It’s odd to think of yourself as an orphan when you’re in your 60s. Nevertheless, how do you make sense of your life – or any life, for that matter — that inexorably ends in death. Especially the death of the woman who birthed you and nursed you through this world.
Why is there always one more question than answers?
Like the time my older brother was dropping me off to catch a plane back to Philadelphia, he wondered aloud, in his usual lugubrious queries: How did it feel knowing that this may be the last time I see Mom?
I told Brian that in communicating with Mom four or five times a week over the last many, many years that we had made our peace and pacts long ago. However, I admonished him: “That isn’t the question you should be asking. What you should be wondering,” I leveled to my brother, “is how does it feel knowing that this may be the last time we see each other?”

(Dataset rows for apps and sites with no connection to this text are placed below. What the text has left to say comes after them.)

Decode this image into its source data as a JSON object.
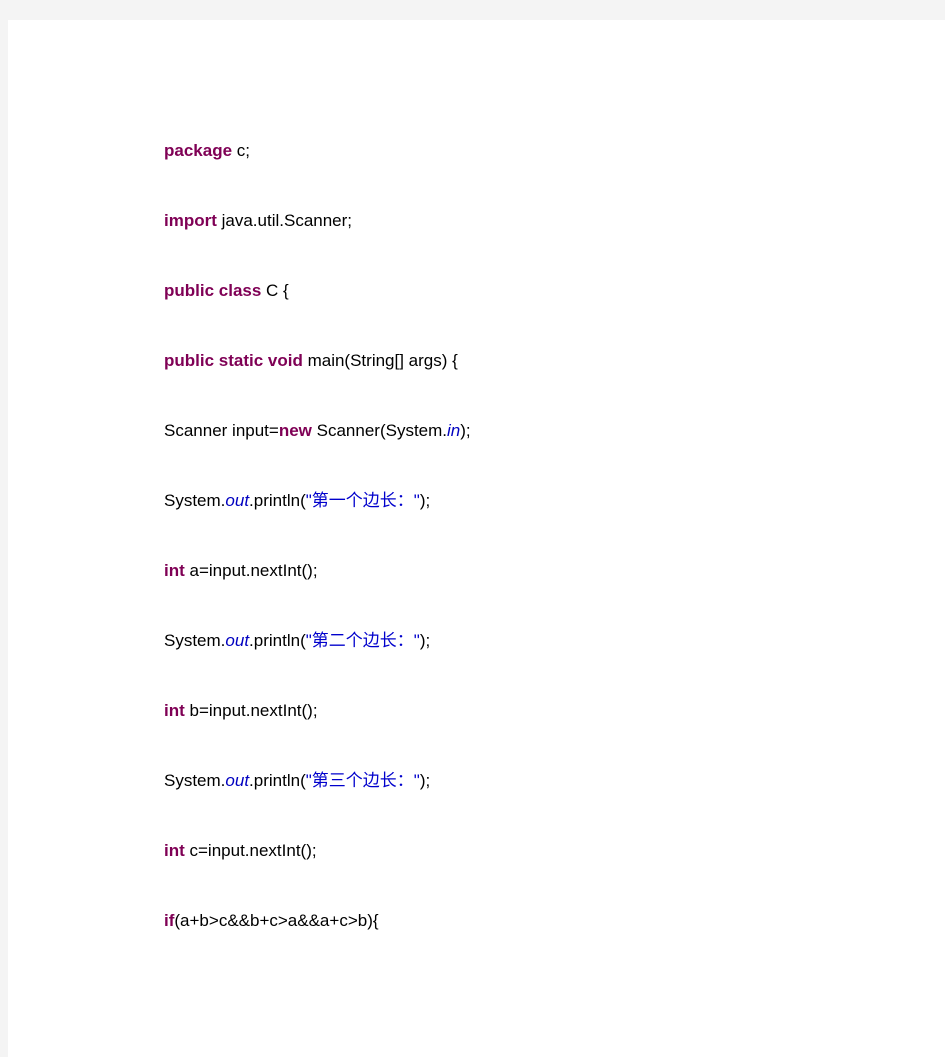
{
  "document": {
    "background_color": "#f4f4f4",
    "page_color": "#ffffff",
    "language": "Java"
  },
  "theme": {
    "keyword_color": "#7f0055",
    "plain_color": "#000000",
    "field_color": "#0000c0",
    "string_color": "#0000cc"
  },
  "code": {
    "lines": [
      {
        "index": 0,
        "text": "package c;",
        "tokens": [
          {
            "t": "package",
            "k": "keyword"
          },
          {
            "t": " c;",
            "k": "plain"
          }
        ]
      },
      {
        "index": 1,
        "text": "import java.util.Scanner;",
        "tokens": [
          {
            "t": "import",
            "k": "keyword"
          },
          {
            "t": " java.util.Scanner;",
            "k": "plain"
          }
        ]
      },
      {
        "index": 2,
        "text": "public class C {",
        "tokens": [
          {
            "t": "public class",
            "k": "keyword"
          },
          {
            "t": " C {",
            "k": "plain"
          }
        ]
      },
      {
        "index": 3,
        "text": "public static void main(String[] args) {",
        "tokens": [
          {
            "t": "public static void",
            "k": "keyword"
          },
          {
            "t": " main(String[] args) {",
            "k": "plain"
          }
        ]
      },
      {
        "index": 4,
        "text": "Scanner input=new Scanner(System.in);",
        "tokens": [
          {
            "t": "Scanner input=",
            "k": "plain"
          },
          {
            "t": "new",
            "k": "keyword"
          },
          {
            "t": " Scanner(System.",
            "k": "plain"
          },
          {
            "t": "in",
            "k": "field"
          },
          {
            "t": ");",
            "k": "plain"
          }
        ]
      },
      {
        "index": 5,
        "text": "System.out.println(\"第一个边长：\");",
        "tokens": [
          {
            "t": "System.",
            "k": "plain"
          },
          {
            "t": "out",
            "k": "field"
          },
          {
            "t": ".println(",
            "k": "plain"
          },
          {
            "t": "\"第一个边长：\"",
            "k": "string"
          },
          {
            "t": ");",
            "k": "plain"
          }
        ]
      },
      {
        "index": 6,
        "text": "int a=input.nextInt();",
        "tokens": [
          {
            "t": "int",
            "k": "keyword"
          },
          {
            "t": " a=input.nextInt();",
            "k": "plain"
          }
        ]
      },
      {
        "index": 7,
        "text": "System.out.println(\"第二个边长：\");",
        "tokens": [
          {
            "t": "System.",
            "k": "plain"
          },
          {
            "t": "out",
            "k": "field"
          },
          {
            "t": ".println(",
            "k": "plain"
          },
          {
            "t": "\"第二个边长：\"",
            "k": "string"
          },
          {
            "t": ");",
            "k": "plain"
          }
        ]
      },
      {
        "index": 8,
        "text": "int b=input.nextInt();",
        "tokens": [
          {
            "t": "int",
            "k": "keyword"
          },
          {
            "t": " b=input.nextInt();",
            "k": "plain"
          }
        ]
      },
      {
        "index": 9,
        "text": "System.out.println(\"第三个边长：\");",
        "tokens": [
          {
            "t": "System.",
            "k": "plain"
          },
          {
            "t": "out",
            "k": "field"
          },
          {
            "t": ".println(",
            "k": "plain"
          },
          {
            "t": "\"第三个边长：\"",
            "k": "string"
          },
          {
            "t": ");",
            "k": "plain"
          }
        ]
      },
      {
        "index": 10,
        "text": "int c=input.nextInt();",
        "tokens": [
          {
            "t": "int",
            "k": "keyword"
          },
          {
            "t": " c=input.nextInt();",
            "k": "plain"
          }
        ]
      },
      {
        "index": 11,
        "text": "if(a+b>c&&b+c>a&&a+c>b){",
        "tokens": [
          {
            "t": "if",
            "k": "keyword"
          },
          {
            "t": "(a+b>c&&b+c>a&&a+c>b){",
            "k": "plain"
          }
        ]
      }
    ]
  }
}
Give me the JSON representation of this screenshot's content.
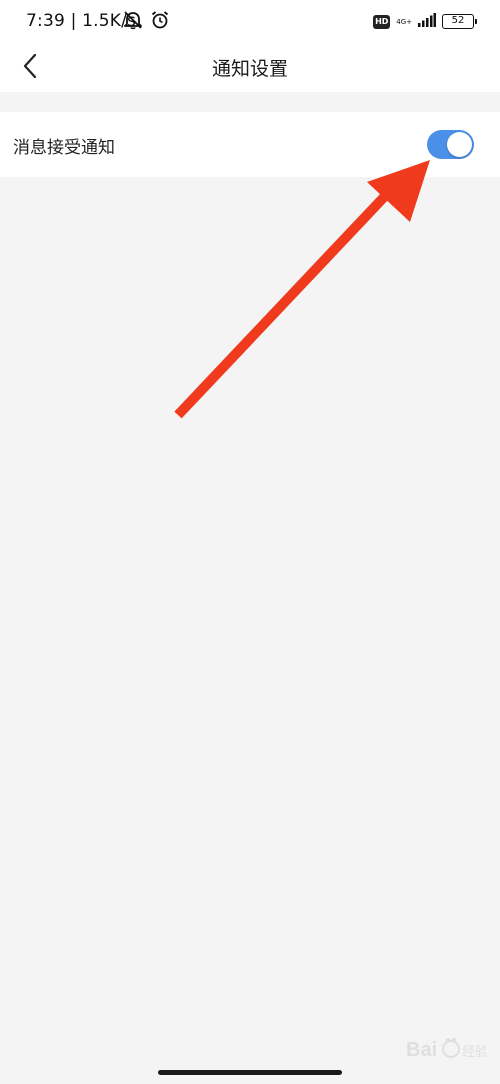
{
  "status_bar": {
    "time": "7:39 | 1.5K/s",
    "hd": "HD",
    "network": "4G+",
    "battery": "52"
  },
  "header": {
    "title": "通知设置"
  },
  "settings": {
    "message_notification": {
      "label": "消息接受通知",
      "enabled": true
    }
  },
  "colors": {
    "toggle_on": "#4a90e8",
    "arrow": "#f03a1e",
    "background": "#f4f4f5"
  },
  "icons": {
    "back": "chevron-left-icon",
    "mute": "bell-off-icon",
    "alarm": "alarm-clock-icon",
    "signal": "signal-icon",
    "battery": "battery-icon"
  },
  "watermark": {
    "text": "Bai 经验"
  }
}
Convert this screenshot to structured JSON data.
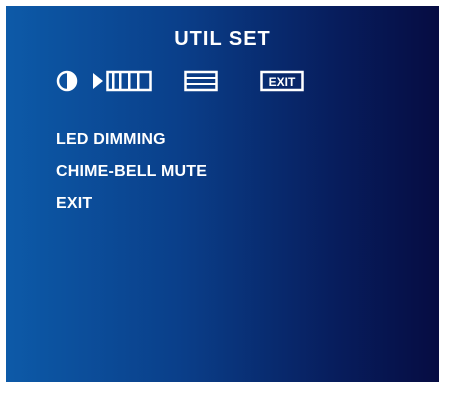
{
  "screen": {
    "title": "UTIL SET"
  },
  "tab_icons": [
    {
      "name": "contrast-icon"
    },
    {
      "name": "selected-pointer-icon"
    },
    {
      "name": "util-bars-icon",
      "active": true
    },
    {
      "name": "display-panel-icon"
    },
    {
      "name": "exit-icon",
      "label": "EXIT"
    }
  ],
  "menu": {
    "items": [
      {
        "label": "LED DIMMING"
      },
      {
        "label": "CHIME-BELL MUTE"
      },
      {
        "label": "EXIT"
      }
    ]
  },
  "colors": {
    "gradient_left": "#0d5aa8",
    "gradient_right": "#060c42",
    "text": "#ffffff"
  }
}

Look, it’s no secret that although we grew up in the same attic room, we are as different in booze, broads, humor and endeavors as we are in pain and pleasure. We kept in regular touch because Mom made sure of it. But now there is no more Mom. Or Dad. Or somebody to warn us against ourselves.
So who knows how the house of cards will fall as our generation reshuffles the deck for the next family to play the game of life. And the next.
Really, who ever knows?
But of course, I don’t.
But, admittedly, last night, during a troubled sleep, I fell into a dream that seemed to help shine some light on my ethereal journey through this universe of philosophical being… and nothingness.
In this dream my brother and I were two grown boys, having become robust men of 30-something. We were full of laughter and disbelief that a couple of guys from our erstwhile, now-mostly-abandoned steel mill town had come this far — all the way to California, skiing the wondrous slopes of Tahoe Mountain. Which we often did.
It was joyous. The snow was deep. And fresh. With just the right seasoning of moisture to gleefully cruise our way down Black Diamond trails. We were like triumphant Olympic heroes. The midday sun glistened through the aspens. The cloudless sky was a brilliant Carolina blue.
Then, all at once, as I carved about a mogul, I found myself cheerfully bellowing to my brother:
“Blue… blue… blue…”
They were Mom’s magic words. They always made everything seem better, like the first time when her father had painted her bedroom pink instead of the blue she demanded – just like her older brothers’ rooms. So he instructed his little girl to go into her newly painted space, close her eyes, and spin around three times while chanting: “Blue. Blue. Blue…”
And when my youthful, petulant mother opened her dark eyes she discovered, to her glorious surprise, the most royal blue room of her desires. For, after all, it is our desires that create all our dreams. And, as Mom often instructed: ‘Instead of desiring what we don’t have, we should smile at what we do have’.
And in conjuring up those three not-so-blue words whenever she desired, she smiled happily ever after.
And now, so do I. And in my dream, so did my brother.
And dats yDrewIS on dis penal colony…